Gosh, if you wake up on a sunny day and decide it is time to get depressed, you definitely will be after seeing Control, the biopic on Ian Curtis based on the book by his widow Deborah Curtis called Touching From a Distance.
There's a lot of information in this podcast interview with the actor who plays Ian, Sam Riley. He embodies this character extremely well, it is not just mimicing because any actor can train themselves to mimic someone well. The actors as a band perform the music for real, a choice I prefer, and they sound fantastic! Most importantly, Sam Riley plays Ian as a real person. I think this helps take the audience immediately to a level that does not glamorize this singer nor his life. Anton Corbijn films the movie in, as he says in this interview, black and white which is appropriate since most of the photos I've always seen of Joy Division are in black and white footage. I do not care much for the video he made of the song "Atmosphere" back when MTV showed music videos, so I was a little concerned that this could try to commercialize the band, but it doesn't. I'm also so glad that Corbijn uses the guy known as JCC (John Cooper Clarke) from the punk scene of the 1970s. I hadn't heard of him and I read his credit in the movie's credits. It's pure genius spoken word from a time that no spoken word was known of at all. You can hear the entire piece on the movie's official site by choosing the soundtrack and scrolling to the track "Evidently Chickentown." The Control version is without the backing music, unlike the "Sopranos" version.
I thought it was best to know no background about the making of the film before seeing it, however in the movie as I watched the characters move through Ian Curtis's hometown of Macclesfield, I really believed that the director chose to use the actual home of and workplace of Ian Curtis. I'm not sure, however, if the parents' home is the actual home. I was pleasantly assured after hearing the interview and another interview with Corbijn that, indeed, these locations were authentic.

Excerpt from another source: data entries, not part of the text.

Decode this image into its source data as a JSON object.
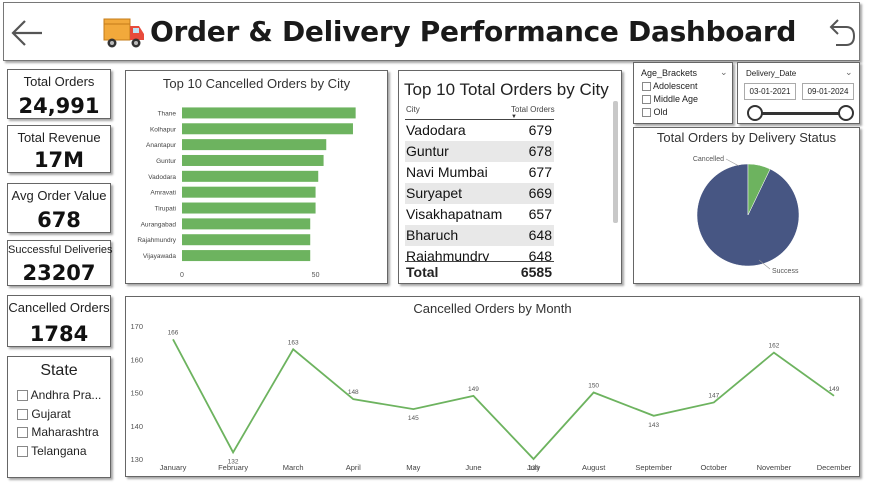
{
  "header": {
    "title": "Order & Delivery Performance  Dashboard",
    "back_icon": "arrow-left-icon",
    "truck_icon": "delivery-truck-icon",
    "reset_icon": "undo-arrow-icon"
  },
  "kpis": [
    {
      "label": "Total Orders",
      "value": "24,991"
    },
    {
      "label": "Total Revenue",
      "value": "17M"
    },
    {
      "label": "Avg Order Value",
      "value": "678"
    },
    {
      "label": "Successful Deliveries",
      "value": "23207"
    },
    {
      "label": "Cancelled Orders",
      "value": "1784"
    }
  ],
  "state_slicer": {
    "title": "State",
    "options": [
      "Andhra Pra...",
      "Gujarat",
      "Maharashtra",
      "Telangana"
    ]
  },
  "age_slicer": {
    "title": "Age_Brackets",
    "options": [
      "Adolescent",
      "Middle Age",
      "Old"
    ]
  },
  "date_slicer": {
    "title": "Delivery_Date",
    "start": "03-01-2021",
    "end": "09-01-2024"
  },
  "top_cities_table": {
    "title": "Top 10 Total Orders by City",
    "col_city": "City",
    "col_orders": "Total Orders",
    "rows": [
      {
        "city": "Vadodara",
        "orders": "679"
      },
      {
        "city": "Guntur",
        "orders": "678"
      },
      {
        "city": "Navi Mumbai",
        "orders": "677"
      },
      {
        "city": "Suryapet",
        "orders": "669"
      },
      {
        "city": "Visakhapatnam",
        "orders": "657"
      },
      {
        "city": "Bharuch",
        "orders": "648"
      },
      {
        "city": "Rajahmundry",
        "orders": "648"
      }
    ],
    "total_label": "Total",
    "total_value": "6585"
  },
  "colors": {
    "bar_green": "#6db35f",
    "pie_navy": "#475683",
    "pie_green": "#6db35f",
    "line_green": "#6db35f"
  },
  "chart_data": [
    {
      "type": "bar",
      "title": "Top 10 Cancelled Orders by City",
      "orientation": "horizontal",
      "categories": [
        "Thane",
        "Kolhapur",
        "Anantapur",
        "Guntur",
        "Vadodara",
        "Amravati",
        "Tirupati",
        "Aurangabad",
        "Rajahmundry",
        "Vijayawada"
      ],
      "values": [
        65,
        64,
        54,
        53,
        51,
        50,
        50,
        48,
        48,
        48
      ],
      "xticks": [
        "0",
        "50"
      ],
      "xlim": [
        0,
        70
      ]
    },
    {
      "type": "pie",
      "title": "Total Orders by Delivery Status",
      "labels": [
        "Success",
        "Cancelled"
      ],
      "values": [
        23207,
        1784
      ]
    },
    {
      "type": "line",
      "title": "Cancelled Orders by Month",
      "x": [
        "January",
        "February",
        "March",
        "April",
        "May",
        "June",
        "July",
        "August",
        "September",
        "October",
        "November",
        "December"
      ],
      "values": [
        166,
        132,
        163,
        148,
        145,
        149,
        130,
        150,
        143,
        147,
        162,
        149
      ],
      "yticks": [
        "130",
        "140",
        "150",
        "160",
        "170"
      ],
      "ylim": [
        130,
        170
      ]
    }
  ]
}
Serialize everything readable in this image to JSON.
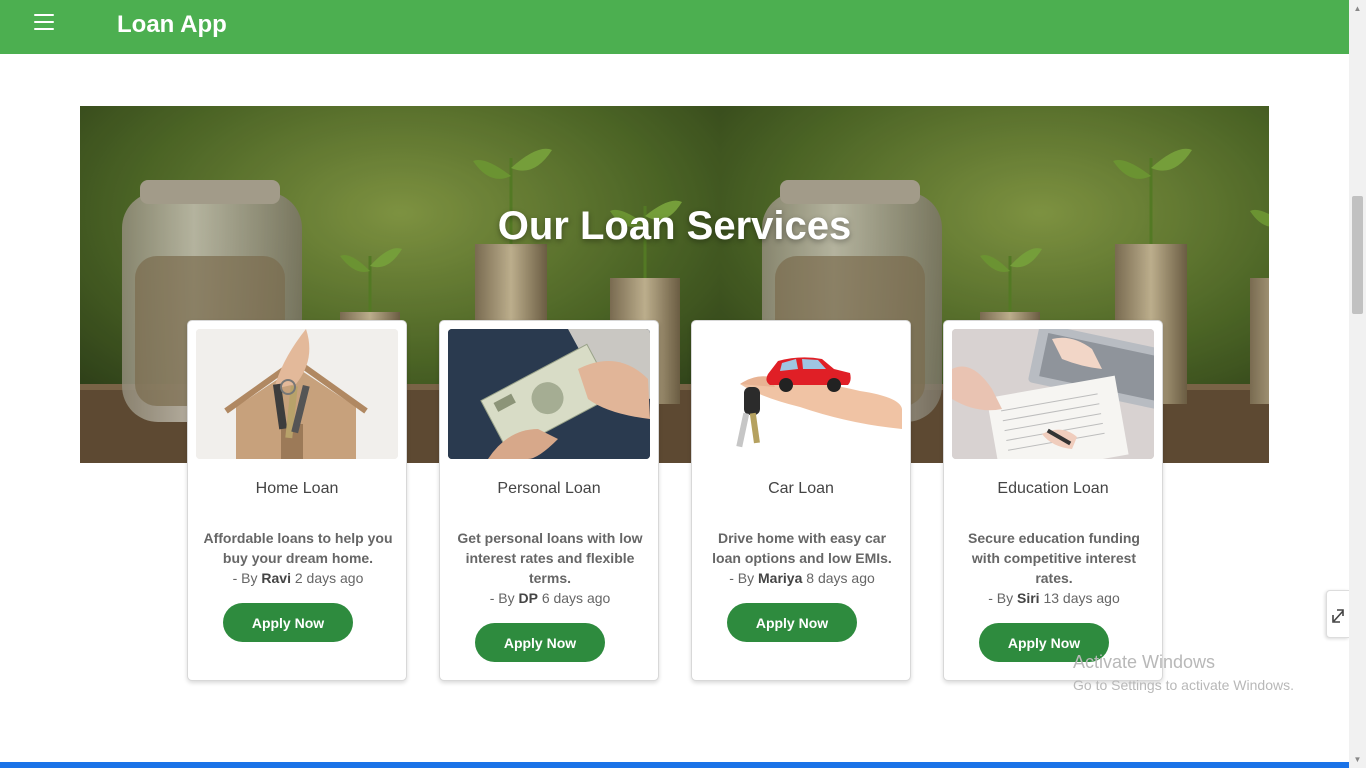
{
  "navbar": {
    "menu_icon": "hamburger-menu-icon",
    "title": "Loan App",
    "color": "#4caf50"
  },
  "hero": {
    "title": "Our Loan Services"
  },
  "cards": [
    {
      "image": "house-keys-photo",
      "title": "Home Loan",
      "description": "Affordable loans to help you buy your dream home.",
      "by_prefix": "- By",
      "author": "Ravi",
      "time": "2 days ago",
      "button": "Apply Now"
    },
    {
      "image": "cash-handover-photo",
      "title": "Personal Loan",
      "description": "Get personal loans with low interest rates and flexible terms.",
      "by_prefix": "- By",
      "author": "DP",
      "time": "6 days ago",
      "button": "Apply Now"
    },
    {
      "image": "toy-car-keys-photo",
      "title": "Car Loan",
      "description": "Drive home with easy car loan options and low EMIs.",
      "by_prefix": "- By",
      "author": "Mariya",
      "time": "8 days ago",
      "button": "Apply Now"
    },
    {
      "image": "laptop-paperwork-photo",
      "title": "Education Loan",
      "description": "Secure education funding with competitive interest rates.",
      "by_prefix": "- By",
      "author": "Siri",
      "time": "13 days ago",
      "button": "Apply Now"
    }
  ],
  "watermark": {
    "title": "Activate Windows",
    "subtitle": "Go to Settings to activate Windows."
  },
  "colors": {
    "accent": "#4caf50",
    "button": "#2e8b3e",
    "bottom_bar": "#1a73e8"
  }
}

I had a very dear friend of mine visit Macclesfield back in the '90s and he went to the boyhood home and stood outside. The residents looked at him from the window and even came out to talk to him, but he refused to go into their house. He went to the place where a stone was laid in Ian's honor. He researched it all in the Macclesfield library after having taken the earliest train out to the town from Manchester, I think. This friend of mine worshiped Ian and much of Joy Division and New Order's music to the point where he would not just randomly agree to watch a bootleg video of the band I just had lying around. It's all so sacred in his mind. He idolized Ian to the point of becoming fixated on suicide, had talked about it even as a teenager, and one day he did take his own life, unfortunately. He talked of the pain he felt in headaches he was experiencing and completely did not agree that the drugs worked. He didn't like the impurity of putting drug chemicals into a drug-free body... of having to take drugs to help him cope and I think he got this idea mostly from the knowledge of the side effects Ian experienced. Migraines can be kept from occurring quite successfully with drugs these days.
This friend was also mentally delusional, experiencing depression while he projected so much of his interpretation of how he wanted things to turn out directly onto people, thereby resulting in him being upset when he learned that their intentions did not match his deluded image of them.
I feel terrible that the loved ones close to Ian Curtis were not depicted much afterwards, long enough to express the toll it takes on a person's life in the years that follow a suicide because it is quite a process for the family and friends of suicide victims to process this sudden loss.
You can also read about what the daughter is doing while still living in Macclesfield.